Session 5 – A New Paradigm in Biotech Innovation & Investment
Date: 22 July (Wednesday) 15:40 – 17:10 (GMT+8)
Venue: 701EF, 7F, TaiNEX2 / Online event platform
Todd Kaloudis is currently a Managing Director at Cobro Ventures, a private US-based investment firm that focuses on software and biotech. Cobro recently co-led the Series B financing for C4 Therapeutics and Series A financing for Regenacy Pharmaceuticals. Cobro previously led the Series A round for Frequency Therapeutics (2017), which went on to complete B, C, and IPO financings in 2019. Todd has broad functional experience in C-suite operator, advisor, and investment roles dating back to 1999. He has managed through numerous equity and debt financings as well as M&A transactions. Mr. Kaloudis studied at MIT as an undergraduate, where he was admitted to the Eta Kappa Nu Honors Society for Electrical Engineering & Computer Science.
Speech title & Synopsis

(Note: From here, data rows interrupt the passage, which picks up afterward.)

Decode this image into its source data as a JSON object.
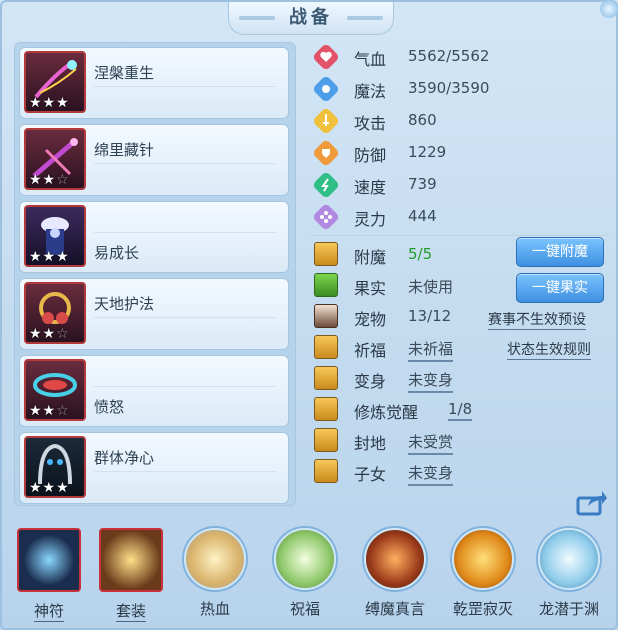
{
  "title": "战备",
  "equipment": [
    {
      "name": "涅槃重生",
      "stars_filled": 3,
      "stars_total": 3,
      "icon": "phoenix-rebirth-icon"
    },
    {
      "name": "绵里藏针",
      "stars_filled": 2,
      "stars_total": 3,
      "icon": "hidden-needle-icon"
    },
    {
      "name": "易成长",
      "stars_filled": 3,
      "stars_total": 3,
      "icon": "easy-growth-icon"
    },
    {
      "name": "天地护法",
      "stars_filled": 2,
      "stars_total": 3,
      "icon": "heaven-earth-guard-icon"
    },
    {
      "name": "愤怒",
      "stars_filled": 2,
      "stars_total": 3,
      "icon": "anger-icon"
    },
    {
      "name": "群体净心",
      "stars_filled": 3,
      "stars_total": 3,
      "icon": "group-purify-icon"
    }
  ],
  "stats": [
    {
      "label": "气血",
      "value": "5562/5562",
      "icon": "heart-icon",
      "color": "#e2536a"
    },
    {
      "label": "魔法",
      "value": "3590/3590",
      "icon": "magic-icon",
      "color": "#4c9ee8"
    },
    {
      "label": "攻击",
      "value": "860",
      "icon": "sword-icon",
      "color": "#f0c13c"
    },
    {
      "label": "防御",
      "value": "1229",
      "icon": "shield-icon",
      "color": "#f09a3c"
    },
    {
      "label": "速度",
      "value": "739",
      "icon": "speed-icon",
      "color": "#2fbf86"
    },
    {
      "label": "灵力",
      "value": "444",
      "icon": "spirit-icon",
      "color": "#b08ae0"
    }
  ],
  "extras": [
    {
      "label": "附魔",
      "value": "5/5",
      "icon": "enchant-icon"
    },
    {
      "label": "果实",
      "value": "未使用",
      "icon": "fruit-icon"
    },
    {
      "label": "宠物",
      "value": "13/12",
      "icon": "pet-icon"
    },
    {
      "label": "祈福",
      "value": "未祈福",
      "icon": "blessing-icon"
    },
    {
      "label": "变身",
      "value": "未变身",
      "icon": "transform-icon"
    },
    {
      "label": "修炼觉醒",
      "value": "1/8",
      "icon": "cultivation-icon"
    },
    {
      "label": "封地",
      "value": "未受赏",
      "icon": "fief-icon"
    },
    {
      "label": "子女",
      "value": "未变身",
      "icon": "children-icon"
    }
  ],
  "buttons": {
    "enchant": "一键附魔",
    "fruit": "一键果实"
  },
  "links": {
    "event_preset": "赛事不生效预设",
    "status_rules": "状态生效规则"
  },
  "bottom_tabs": [
    {
      "label": "神符",
      "icon": "rune-icon"
    },
    {
      "label": "套装",
      "icon": "suit-icon"
    },
    {
      "label": "热血",
      "icon": "hot-blood-icon"
    },
    {
      "label": "祝福",
      "icon": "bless-icon"
    },
    {
      "label": "缚魔真言",
      "icon": "bind-demon-icon"
    },
    {
      "label": "乾罡寂灭",
      "icon": "qiangang-icon"
    },
    {
      "label": "龙潜于渊",
      "icon": "dragon-icon"
    }
  ],
  "colors": {
    "accent_button": "#3d8fe0",
    "highlight_green": "#1f9c2a",
    "frame_red": "#c8323a"
  }
}
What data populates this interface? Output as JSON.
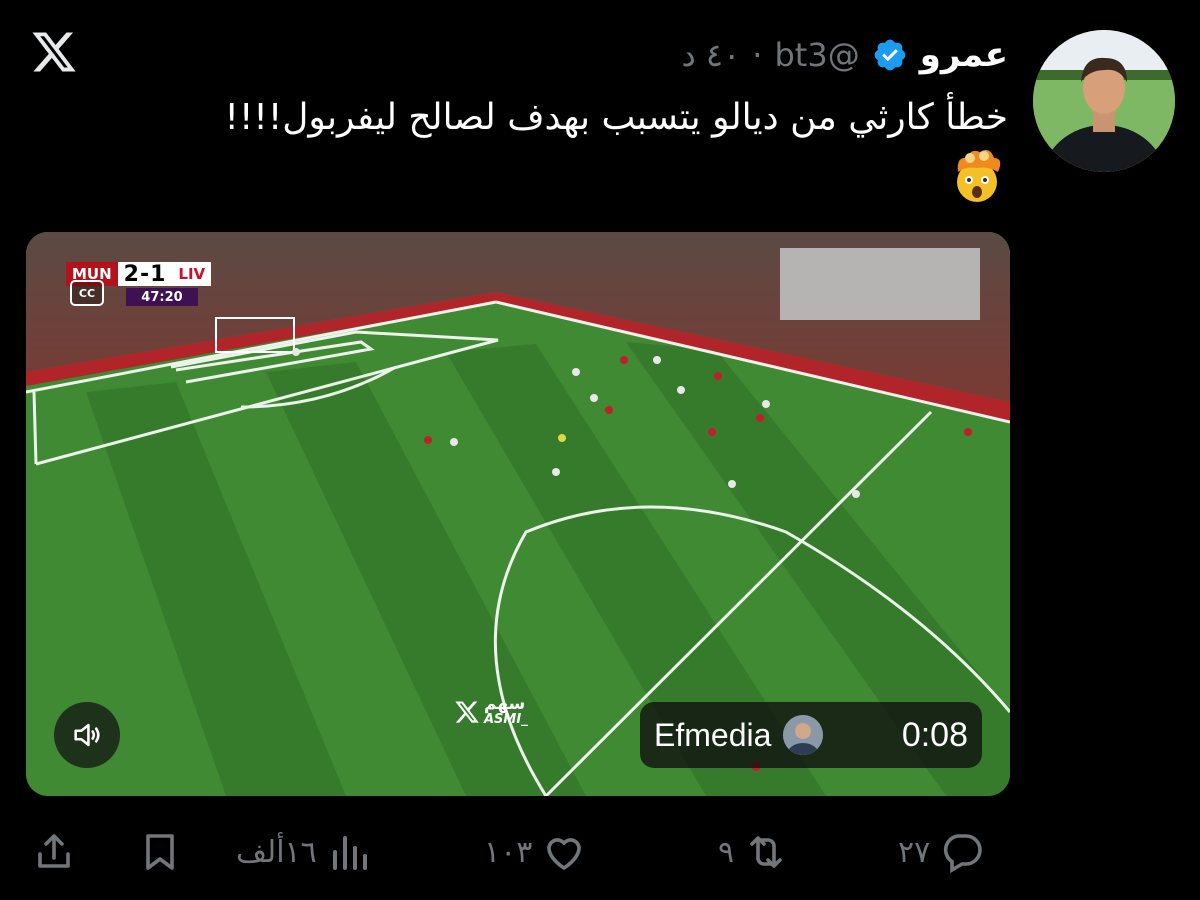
{
  "author": {
    "name": "عمرو",
    "handle": "@bt3",
    "separator": "·",
    "time": "٤٠ د"
  },
  "tweet": {
    "text": "خطأ كارثي من ديالو يتسبب بهدف لصالح ليفربول!!!!",
    "emoji": "exploding-head-emoji"
  },
  "video": {
    "scorebug": {
      "home": "MUN",
      "score": "2-1",
      "away": "LIV",
      "clock": "47:20"
    },
    "cc_label": "CC",
    "watermark": {
      "arabic": "سهم",
      "latin": "ASMI_"
    },
    "attribution": {
      "name": "Efmedia",
      "elapsed": "0:08"
    }
  },
  "actions": {
    "replies": "٢٧",
    "reposts": "٩",
    "likes": "١٠٣",
    "views": "١٦ألف"
  },
  "colors": {
    "background": "#000000",
    "text_primary": "#ffffff",
    "text_secondary": "#71767b",
    "verified": "#1d9bf0",
    "pitch": "#3b7a2e"
  },
  "icons": [
    "x-logo-icon",
    "verified-badge-icon",
    "mute-icon",
    "reply-icon",
    "repost-icon",
    "like-icon",
    "views-icon",
    "bookmark-icon",
    "share-icon"
  ]
}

We’re all fortunate to be living during a time of explosive innovation and economic activity in the biotech industry. Hidden behind the IPOs, unicorn valuations, and blockbuster licensing and M&A deals are the stories of many brave venture-stage companies with aspirations to change the world. They may have great ideas to provide breakthrough therapies for unmet medical needs, experienced founders, exciting pre-clinical data, and an enthusiastic cast of clinicians supporting their vision. But success also depends on having the right investors. Capital, expertise, and relationships are needed at the right times. Economic opportunity and risk must be fairly divided among management, employees, partners, and shareholders at each stage of development -- with shared patience and motivation. People need to get along well enough to overcome the inevitable challenges that come with the process of launching something new. How can all these criteria possibly be met by early-stage firms that are balancing hard scientific work with fundraising? The answer depends on the choices available. More independent options lead to leverage. Fewer independent options can lead to a false sense of value and egregious deal terms. This is why strong relationships between venture capital firms with diverse backgrounds can be so helpful. Together they can tap multiple networks faster, creating more shots on goal for early-stage biotech companies. When Asia-based investors gain access to US-deal flow they participate in a uniquely robust ecosystem that covers academic research to the clinic, through regulatory and commercial phases of growth. Increasingly, they bring value to the table with fresh perspectives on deal terms, new KOLs, pharma relationships, and local market know-how to create optionality for their US counterparts.